• I would suggest you include the explanation of that asterisk in your first graphic. Without it, the legend Atomic weight = number of protons + number of neutrons isn't quite true. – Dawood ibn Kareem Apr 29 '19 at 5:48
• @DawoodibnKareem I thought I covered this in the second paragraph, but since you think it should be explicitly quoted, I added the info from that PDF. – andselisk Apr 29 '19 at 5:54
• Thanks, yes, that's better. The second paragraph did kind of cover it, but I felt that a newbie might find the distinction unclear. – Dawood ibn Kareem Apr 29 '19 at 6:03

According to the international standard ISO 80000 Quantities and units – Part 9: Physical chemistry and molecular physics (corrected in Amendment 1, 2011-06-01), the attached subscripts and superscripts have the following meanings.

(…)

The nucleon number (mass number) of a nuclide is shown in the left superscript position, as in the following example: $$\mathrm{^{14}N}$$

(…)

The atomic number (proton number) is shown in the left subscript position, as in the following example. $$\mathrm{_{64}Gd}$$

(…)

The same meanings are described in the German standard DIN 1338 (2011).

$$^A_Z\mathrm E_\nu^z$$

This notation is also used in Nomenclature of Inorganic Chemistry – IUPAC Recommendations 2005 (Red Book). Note, however, that this document unfortunately introduced the terrible typographic disaster of the staggered notation for ions (see this question).

The mass, charge and atomic number of a nuclide are indicated by means of three indexes (subscripts and superscripts) placed around the symbol. The positions are occupied as follows:

left upper index    mass number
left lower index    atomic number
right upper index    charge

The same notation can also be found in the IUPAC Green Book Quantities, Units and Symbols in Physical Chemistry (2007).

It is also recommended in the ACS Style Guide:

Use the left superscript for mass number

Use the left subscript for atomic number

Different periodic tables show the atomic number above, below, or next to the element. They don’t show the mass number, usually, but the atomic weight (not an integer). There is a type of table, for example the Karlsruher Nuklidkarte, that shows all observed isotopes, and this type of chart does show mass numbers as well.

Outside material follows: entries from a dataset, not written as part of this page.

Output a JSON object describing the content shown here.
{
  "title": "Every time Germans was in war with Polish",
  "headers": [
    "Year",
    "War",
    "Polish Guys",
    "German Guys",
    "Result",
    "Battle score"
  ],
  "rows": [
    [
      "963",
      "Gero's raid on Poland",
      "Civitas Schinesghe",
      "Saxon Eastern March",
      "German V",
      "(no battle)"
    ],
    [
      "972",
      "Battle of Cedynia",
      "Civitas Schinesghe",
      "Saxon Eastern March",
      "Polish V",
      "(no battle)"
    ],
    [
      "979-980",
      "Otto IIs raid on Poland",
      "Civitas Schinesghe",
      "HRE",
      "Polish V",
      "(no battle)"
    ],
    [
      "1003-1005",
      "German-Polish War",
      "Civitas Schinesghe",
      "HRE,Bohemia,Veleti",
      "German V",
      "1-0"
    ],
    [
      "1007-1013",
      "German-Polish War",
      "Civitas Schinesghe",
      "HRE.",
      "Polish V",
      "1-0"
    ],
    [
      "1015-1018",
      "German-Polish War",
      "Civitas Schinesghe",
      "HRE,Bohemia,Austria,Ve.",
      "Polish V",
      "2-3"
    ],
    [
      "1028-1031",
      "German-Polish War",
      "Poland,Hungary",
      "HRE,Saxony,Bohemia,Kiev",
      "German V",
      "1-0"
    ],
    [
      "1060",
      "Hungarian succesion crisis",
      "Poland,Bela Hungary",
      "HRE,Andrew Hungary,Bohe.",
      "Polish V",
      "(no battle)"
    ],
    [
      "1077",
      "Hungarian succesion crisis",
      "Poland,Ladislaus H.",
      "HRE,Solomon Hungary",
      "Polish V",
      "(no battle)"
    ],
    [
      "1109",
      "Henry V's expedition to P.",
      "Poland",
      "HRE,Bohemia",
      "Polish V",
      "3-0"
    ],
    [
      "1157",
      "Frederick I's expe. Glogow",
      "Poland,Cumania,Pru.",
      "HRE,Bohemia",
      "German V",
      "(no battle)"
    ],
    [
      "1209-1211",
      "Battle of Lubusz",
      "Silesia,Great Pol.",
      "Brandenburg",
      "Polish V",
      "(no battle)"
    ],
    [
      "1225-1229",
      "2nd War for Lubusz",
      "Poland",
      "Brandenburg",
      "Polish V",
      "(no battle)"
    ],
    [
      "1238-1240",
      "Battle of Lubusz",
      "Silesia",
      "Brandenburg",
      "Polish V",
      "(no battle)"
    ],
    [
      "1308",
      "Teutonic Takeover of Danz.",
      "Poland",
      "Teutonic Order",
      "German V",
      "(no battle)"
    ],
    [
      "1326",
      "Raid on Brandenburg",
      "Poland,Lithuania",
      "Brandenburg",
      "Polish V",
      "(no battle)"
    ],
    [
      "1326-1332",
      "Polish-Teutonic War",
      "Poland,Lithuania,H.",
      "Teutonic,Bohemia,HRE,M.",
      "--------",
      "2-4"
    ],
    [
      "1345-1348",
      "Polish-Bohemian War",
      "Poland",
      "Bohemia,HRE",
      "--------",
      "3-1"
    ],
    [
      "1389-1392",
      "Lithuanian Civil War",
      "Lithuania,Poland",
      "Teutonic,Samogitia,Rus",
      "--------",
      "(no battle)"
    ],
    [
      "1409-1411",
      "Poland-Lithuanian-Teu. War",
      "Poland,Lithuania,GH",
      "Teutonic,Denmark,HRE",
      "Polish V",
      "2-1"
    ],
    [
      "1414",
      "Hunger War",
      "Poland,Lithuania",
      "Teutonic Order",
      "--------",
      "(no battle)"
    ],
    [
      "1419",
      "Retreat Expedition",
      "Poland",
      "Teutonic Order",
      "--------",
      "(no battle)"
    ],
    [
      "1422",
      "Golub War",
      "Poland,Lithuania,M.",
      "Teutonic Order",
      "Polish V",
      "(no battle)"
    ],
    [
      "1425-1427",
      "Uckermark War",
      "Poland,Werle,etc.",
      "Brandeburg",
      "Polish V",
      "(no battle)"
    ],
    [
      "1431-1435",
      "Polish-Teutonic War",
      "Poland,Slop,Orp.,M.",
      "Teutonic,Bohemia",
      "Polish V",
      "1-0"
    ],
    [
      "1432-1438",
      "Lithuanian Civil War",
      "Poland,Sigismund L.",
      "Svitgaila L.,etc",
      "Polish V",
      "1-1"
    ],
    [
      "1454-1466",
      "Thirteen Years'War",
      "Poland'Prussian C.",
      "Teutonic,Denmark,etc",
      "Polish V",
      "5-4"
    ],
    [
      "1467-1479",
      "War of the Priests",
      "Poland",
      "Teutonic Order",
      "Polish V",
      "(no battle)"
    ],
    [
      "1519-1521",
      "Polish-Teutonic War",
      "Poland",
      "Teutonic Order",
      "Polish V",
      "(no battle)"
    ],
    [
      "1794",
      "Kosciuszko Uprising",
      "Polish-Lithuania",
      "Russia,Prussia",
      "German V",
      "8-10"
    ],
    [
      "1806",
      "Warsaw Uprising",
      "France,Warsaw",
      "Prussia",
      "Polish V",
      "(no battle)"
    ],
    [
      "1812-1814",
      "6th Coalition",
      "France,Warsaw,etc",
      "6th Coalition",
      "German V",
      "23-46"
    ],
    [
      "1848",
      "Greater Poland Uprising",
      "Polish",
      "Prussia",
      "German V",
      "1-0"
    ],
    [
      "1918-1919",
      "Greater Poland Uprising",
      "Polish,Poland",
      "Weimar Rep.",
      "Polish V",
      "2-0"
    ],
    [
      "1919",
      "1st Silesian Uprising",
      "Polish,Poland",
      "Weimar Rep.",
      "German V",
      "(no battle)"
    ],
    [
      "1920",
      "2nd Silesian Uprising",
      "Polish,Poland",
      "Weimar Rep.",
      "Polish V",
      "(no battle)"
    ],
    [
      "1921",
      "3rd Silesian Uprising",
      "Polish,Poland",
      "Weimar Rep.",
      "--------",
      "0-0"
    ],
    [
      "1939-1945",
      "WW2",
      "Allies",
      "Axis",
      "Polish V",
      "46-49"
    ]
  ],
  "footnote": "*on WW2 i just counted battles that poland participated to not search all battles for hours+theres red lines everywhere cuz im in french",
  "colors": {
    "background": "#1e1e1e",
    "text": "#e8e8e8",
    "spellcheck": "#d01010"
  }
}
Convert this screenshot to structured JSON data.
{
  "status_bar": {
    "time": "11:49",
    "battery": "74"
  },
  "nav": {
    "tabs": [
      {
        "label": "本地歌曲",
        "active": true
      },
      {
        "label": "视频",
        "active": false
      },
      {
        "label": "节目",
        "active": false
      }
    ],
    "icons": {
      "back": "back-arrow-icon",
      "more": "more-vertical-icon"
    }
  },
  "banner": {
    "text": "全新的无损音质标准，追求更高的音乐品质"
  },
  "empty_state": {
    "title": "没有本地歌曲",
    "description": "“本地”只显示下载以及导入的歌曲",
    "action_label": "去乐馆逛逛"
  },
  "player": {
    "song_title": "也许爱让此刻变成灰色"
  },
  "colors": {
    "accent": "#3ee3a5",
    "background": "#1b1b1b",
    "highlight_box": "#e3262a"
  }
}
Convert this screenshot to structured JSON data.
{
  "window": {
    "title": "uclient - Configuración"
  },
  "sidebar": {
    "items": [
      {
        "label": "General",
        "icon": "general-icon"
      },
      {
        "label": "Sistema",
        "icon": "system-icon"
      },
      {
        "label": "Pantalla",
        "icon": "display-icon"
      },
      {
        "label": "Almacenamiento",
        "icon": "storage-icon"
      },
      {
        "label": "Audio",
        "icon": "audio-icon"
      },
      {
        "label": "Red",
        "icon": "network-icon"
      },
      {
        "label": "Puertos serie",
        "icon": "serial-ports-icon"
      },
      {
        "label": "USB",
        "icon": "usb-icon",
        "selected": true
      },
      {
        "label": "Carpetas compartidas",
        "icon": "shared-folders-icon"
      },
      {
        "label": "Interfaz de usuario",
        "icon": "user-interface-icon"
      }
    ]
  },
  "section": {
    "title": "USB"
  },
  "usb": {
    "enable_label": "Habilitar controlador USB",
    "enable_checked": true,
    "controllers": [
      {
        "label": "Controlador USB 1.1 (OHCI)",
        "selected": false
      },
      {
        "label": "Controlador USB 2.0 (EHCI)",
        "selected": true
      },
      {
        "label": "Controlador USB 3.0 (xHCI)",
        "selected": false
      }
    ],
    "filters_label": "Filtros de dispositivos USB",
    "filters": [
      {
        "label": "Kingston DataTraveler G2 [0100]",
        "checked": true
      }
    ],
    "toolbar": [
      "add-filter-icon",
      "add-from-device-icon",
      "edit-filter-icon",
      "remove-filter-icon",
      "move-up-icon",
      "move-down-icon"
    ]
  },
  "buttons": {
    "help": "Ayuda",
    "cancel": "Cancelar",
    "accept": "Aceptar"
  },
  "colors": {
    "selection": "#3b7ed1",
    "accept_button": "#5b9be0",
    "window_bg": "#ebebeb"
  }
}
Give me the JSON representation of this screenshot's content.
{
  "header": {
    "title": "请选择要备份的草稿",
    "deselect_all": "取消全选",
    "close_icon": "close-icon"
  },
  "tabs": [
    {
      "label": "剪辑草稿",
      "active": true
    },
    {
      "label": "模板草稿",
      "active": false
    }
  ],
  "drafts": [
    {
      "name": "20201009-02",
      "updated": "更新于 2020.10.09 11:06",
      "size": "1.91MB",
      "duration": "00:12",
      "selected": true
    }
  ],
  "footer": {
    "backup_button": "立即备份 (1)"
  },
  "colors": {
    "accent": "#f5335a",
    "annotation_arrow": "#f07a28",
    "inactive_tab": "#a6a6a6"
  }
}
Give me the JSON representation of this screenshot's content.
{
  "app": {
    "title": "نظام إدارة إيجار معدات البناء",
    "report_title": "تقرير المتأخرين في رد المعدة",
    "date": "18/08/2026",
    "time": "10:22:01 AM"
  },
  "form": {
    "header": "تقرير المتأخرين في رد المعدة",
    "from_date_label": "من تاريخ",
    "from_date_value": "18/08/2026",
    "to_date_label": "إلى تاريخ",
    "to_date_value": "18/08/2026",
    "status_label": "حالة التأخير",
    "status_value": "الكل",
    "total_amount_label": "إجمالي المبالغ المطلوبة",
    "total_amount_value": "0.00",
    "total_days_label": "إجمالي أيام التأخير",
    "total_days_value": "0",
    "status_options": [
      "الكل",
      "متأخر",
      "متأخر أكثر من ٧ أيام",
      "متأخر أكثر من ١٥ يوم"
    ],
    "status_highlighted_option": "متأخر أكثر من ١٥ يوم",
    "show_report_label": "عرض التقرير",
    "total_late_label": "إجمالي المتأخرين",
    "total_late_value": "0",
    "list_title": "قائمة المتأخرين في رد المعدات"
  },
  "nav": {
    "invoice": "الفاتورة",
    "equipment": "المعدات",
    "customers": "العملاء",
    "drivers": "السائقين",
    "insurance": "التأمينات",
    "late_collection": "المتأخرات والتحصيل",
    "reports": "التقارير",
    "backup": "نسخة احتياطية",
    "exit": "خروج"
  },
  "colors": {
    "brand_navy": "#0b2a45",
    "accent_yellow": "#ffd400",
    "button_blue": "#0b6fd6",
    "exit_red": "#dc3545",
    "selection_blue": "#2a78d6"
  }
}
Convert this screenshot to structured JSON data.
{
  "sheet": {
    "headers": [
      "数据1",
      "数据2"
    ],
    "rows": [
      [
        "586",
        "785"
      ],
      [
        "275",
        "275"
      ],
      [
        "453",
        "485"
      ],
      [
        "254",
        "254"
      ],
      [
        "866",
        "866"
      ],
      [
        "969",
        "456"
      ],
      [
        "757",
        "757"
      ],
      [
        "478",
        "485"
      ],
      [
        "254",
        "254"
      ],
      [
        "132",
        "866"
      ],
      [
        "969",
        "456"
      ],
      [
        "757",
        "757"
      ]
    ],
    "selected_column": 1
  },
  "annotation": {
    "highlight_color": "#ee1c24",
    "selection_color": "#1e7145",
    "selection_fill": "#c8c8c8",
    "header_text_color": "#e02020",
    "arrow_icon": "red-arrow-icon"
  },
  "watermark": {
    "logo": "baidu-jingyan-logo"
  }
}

In the picture, the isotope chart is on the right (https://www.nucleonica.com/wiki/index.php?title=Historical)